Activity: Return the lines below that contain "icon".
--- Records Enclosed Below ---
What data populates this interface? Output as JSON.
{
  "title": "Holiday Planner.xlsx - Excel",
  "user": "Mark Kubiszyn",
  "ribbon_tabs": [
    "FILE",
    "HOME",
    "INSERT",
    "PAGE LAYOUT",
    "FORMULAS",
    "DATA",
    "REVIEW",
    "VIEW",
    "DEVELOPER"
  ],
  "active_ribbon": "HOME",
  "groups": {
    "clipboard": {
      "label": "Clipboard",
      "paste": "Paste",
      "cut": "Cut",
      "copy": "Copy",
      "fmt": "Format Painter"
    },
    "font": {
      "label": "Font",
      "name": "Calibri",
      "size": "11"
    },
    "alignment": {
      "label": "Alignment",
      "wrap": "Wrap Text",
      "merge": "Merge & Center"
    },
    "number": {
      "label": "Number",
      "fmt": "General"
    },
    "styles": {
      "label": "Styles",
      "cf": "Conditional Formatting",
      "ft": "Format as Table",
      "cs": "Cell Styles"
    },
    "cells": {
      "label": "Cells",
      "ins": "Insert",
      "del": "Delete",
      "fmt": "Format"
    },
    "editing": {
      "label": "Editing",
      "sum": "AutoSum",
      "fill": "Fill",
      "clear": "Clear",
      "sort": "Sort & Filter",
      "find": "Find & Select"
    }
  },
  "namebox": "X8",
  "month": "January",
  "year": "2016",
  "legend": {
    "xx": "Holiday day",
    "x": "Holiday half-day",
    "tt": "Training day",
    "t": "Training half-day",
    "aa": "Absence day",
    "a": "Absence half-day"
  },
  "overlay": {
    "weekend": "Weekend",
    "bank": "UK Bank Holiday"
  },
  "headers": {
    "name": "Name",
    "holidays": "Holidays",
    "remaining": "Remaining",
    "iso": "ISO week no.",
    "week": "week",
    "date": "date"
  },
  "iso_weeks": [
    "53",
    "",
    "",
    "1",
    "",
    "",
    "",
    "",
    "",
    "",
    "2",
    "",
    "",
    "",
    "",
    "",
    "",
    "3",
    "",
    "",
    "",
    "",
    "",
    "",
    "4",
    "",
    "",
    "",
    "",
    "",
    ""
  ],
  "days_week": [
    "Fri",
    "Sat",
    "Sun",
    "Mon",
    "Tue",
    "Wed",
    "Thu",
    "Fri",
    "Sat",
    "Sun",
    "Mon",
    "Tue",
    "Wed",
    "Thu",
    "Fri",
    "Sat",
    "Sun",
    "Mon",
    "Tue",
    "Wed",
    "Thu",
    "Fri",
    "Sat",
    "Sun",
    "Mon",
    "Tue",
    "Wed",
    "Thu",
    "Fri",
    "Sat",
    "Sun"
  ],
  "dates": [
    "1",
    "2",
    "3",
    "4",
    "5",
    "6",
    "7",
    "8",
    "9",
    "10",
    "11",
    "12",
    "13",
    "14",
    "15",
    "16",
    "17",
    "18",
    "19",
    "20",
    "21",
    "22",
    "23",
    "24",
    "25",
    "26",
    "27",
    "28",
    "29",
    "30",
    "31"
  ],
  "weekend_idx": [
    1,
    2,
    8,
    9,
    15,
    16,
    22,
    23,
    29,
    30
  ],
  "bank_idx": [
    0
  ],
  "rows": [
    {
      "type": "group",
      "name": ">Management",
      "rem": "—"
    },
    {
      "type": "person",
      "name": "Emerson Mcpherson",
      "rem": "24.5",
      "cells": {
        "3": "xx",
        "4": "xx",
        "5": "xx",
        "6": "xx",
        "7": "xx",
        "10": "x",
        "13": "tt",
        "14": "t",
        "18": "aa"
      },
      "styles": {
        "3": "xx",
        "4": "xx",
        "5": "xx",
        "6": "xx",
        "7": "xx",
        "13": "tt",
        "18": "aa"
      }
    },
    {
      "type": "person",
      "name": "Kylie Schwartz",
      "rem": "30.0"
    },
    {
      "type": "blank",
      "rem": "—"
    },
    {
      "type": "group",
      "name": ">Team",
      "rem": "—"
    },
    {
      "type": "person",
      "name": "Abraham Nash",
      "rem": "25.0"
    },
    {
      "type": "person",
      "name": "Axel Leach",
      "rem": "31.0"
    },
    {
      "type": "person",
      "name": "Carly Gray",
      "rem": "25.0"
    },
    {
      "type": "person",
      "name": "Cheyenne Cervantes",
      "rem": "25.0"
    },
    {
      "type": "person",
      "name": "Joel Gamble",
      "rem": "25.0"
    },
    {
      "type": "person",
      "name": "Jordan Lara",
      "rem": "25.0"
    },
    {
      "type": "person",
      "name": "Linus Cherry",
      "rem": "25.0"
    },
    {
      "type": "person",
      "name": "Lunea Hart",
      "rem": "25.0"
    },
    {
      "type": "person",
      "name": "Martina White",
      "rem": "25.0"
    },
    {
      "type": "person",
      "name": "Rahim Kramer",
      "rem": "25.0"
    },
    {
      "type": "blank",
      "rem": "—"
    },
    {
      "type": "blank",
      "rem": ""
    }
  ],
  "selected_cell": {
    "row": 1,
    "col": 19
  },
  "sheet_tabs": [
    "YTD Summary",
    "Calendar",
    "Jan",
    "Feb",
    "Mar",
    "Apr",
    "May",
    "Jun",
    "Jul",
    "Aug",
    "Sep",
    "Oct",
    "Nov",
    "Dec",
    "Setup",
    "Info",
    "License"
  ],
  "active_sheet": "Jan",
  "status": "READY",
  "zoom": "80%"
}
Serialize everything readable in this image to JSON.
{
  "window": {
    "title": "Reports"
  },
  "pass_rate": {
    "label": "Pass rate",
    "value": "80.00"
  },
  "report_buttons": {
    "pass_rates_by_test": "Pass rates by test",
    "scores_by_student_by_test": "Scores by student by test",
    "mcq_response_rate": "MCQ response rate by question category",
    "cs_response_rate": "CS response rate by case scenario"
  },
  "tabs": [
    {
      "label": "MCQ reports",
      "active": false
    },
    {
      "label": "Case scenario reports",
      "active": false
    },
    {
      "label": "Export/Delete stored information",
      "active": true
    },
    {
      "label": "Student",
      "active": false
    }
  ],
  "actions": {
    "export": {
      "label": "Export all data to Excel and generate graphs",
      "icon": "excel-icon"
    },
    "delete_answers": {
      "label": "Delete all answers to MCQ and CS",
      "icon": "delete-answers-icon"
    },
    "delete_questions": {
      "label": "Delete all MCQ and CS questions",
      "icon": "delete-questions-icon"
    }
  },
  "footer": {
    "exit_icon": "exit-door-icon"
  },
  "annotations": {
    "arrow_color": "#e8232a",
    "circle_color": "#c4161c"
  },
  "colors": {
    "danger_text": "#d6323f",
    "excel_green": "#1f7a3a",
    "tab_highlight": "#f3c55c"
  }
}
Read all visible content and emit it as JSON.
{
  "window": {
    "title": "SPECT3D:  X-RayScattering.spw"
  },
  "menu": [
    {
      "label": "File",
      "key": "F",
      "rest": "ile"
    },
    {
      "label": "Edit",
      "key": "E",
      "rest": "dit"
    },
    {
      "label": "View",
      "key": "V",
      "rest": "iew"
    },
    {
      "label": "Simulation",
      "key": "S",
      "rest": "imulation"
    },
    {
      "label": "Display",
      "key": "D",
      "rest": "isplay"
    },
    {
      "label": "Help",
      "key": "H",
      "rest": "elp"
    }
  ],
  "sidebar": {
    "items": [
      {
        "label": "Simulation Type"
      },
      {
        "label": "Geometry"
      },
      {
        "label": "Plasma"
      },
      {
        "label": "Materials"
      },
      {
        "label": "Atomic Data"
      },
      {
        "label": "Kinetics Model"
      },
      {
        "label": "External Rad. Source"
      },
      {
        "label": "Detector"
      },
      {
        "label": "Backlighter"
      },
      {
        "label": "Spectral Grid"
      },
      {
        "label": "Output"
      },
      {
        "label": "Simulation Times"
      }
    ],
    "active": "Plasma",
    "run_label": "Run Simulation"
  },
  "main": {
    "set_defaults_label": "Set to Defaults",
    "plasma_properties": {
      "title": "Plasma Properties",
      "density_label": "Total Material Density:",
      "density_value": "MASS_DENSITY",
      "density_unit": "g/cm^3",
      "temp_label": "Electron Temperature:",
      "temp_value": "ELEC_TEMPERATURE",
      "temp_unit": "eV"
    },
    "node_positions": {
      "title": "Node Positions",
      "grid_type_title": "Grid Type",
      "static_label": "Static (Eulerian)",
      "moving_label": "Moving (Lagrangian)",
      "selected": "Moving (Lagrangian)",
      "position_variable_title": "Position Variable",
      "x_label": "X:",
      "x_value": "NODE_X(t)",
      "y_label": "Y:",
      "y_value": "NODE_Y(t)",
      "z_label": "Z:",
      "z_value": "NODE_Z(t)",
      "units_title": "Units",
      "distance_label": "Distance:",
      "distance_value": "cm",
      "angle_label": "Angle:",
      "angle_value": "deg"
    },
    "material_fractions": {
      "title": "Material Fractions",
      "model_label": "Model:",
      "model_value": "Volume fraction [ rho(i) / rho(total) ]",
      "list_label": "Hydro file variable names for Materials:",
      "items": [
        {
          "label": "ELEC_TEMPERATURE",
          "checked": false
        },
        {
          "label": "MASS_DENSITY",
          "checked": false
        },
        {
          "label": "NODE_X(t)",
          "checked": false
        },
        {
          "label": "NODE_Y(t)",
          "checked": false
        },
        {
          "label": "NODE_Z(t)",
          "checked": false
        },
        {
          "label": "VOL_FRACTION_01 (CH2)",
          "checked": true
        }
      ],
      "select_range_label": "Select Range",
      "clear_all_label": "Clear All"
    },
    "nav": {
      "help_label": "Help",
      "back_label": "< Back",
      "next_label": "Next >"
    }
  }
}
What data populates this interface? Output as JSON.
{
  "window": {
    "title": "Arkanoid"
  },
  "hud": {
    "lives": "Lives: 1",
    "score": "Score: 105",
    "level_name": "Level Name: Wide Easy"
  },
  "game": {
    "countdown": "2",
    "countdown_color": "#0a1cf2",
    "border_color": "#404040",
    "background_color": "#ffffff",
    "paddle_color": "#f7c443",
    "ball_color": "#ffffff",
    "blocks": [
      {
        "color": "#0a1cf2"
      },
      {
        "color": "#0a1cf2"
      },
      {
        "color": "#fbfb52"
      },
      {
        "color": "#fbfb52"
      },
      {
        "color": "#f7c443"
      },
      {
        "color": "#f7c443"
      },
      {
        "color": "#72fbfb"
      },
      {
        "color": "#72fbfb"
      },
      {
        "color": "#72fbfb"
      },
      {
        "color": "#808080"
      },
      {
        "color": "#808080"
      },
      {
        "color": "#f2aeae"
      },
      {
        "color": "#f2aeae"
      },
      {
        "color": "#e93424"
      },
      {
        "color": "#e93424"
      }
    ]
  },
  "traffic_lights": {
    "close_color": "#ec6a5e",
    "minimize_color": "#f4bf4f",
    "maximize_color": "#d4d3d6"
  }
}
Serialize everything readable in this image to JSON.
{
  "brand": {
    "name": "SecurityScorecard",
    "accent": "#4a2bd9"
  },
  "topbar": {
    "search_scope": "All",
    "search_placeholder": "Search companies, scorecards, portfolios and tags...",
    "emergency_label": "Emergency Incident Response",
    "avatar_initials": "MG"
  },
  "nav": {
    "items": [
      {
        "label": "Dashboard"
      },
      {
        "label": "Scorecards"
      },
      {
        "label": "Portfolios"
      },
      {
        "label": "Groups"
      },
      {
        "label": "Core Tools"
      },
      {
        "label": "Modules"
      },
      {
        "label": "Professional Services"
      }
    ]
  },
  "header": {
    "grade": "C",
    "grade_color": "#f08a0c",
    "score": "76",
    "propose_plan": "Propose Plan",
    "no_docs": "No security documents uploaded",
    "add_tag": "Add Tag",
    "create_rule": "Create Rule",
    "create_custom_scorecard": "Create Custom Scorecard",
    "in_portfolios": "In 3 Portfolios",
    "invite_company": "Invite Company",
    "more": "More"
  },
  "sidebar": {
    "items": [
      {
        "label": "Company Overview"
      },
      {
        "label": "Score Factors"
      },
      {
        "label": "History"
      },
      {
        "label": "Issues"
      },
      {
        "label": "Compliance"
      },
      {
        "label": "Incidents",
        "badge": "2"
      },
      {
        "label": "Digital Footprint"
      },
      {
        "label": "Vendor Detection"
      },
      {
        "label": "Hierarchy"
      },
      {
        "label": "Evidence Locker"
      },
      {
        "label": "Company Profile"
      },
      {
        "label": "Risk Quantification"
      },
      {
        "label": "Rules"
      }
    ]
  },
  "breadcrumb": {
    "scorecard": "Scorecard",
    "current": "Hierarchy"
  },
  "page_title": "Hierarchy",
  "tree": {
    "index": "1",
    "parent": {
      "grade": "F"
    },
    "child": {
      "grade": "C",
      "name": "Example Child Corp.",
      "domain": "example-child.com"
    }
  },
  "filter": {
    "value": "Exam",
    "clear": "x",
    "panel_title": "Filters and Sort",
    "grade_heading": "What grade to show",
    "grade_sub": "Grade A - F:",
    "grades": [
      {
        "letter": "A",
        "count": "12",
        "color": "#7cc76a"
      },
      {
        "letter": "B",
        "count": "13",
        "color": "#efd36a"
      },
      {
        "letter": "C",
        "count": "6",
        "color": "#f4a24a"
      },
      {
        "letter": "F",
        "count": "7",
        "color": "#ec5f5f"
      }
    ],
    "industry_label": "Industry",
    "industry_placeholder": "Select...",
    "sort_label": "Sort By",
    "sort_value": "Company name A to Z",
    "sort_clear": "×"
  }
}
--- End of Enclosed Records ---
Solution for this exercise:
      "icon": "excel-icon"
      "icon": "delete-answers-icon"
      "icon": "delete-questions-icon"
    "exit_icon": "exit-door-icon"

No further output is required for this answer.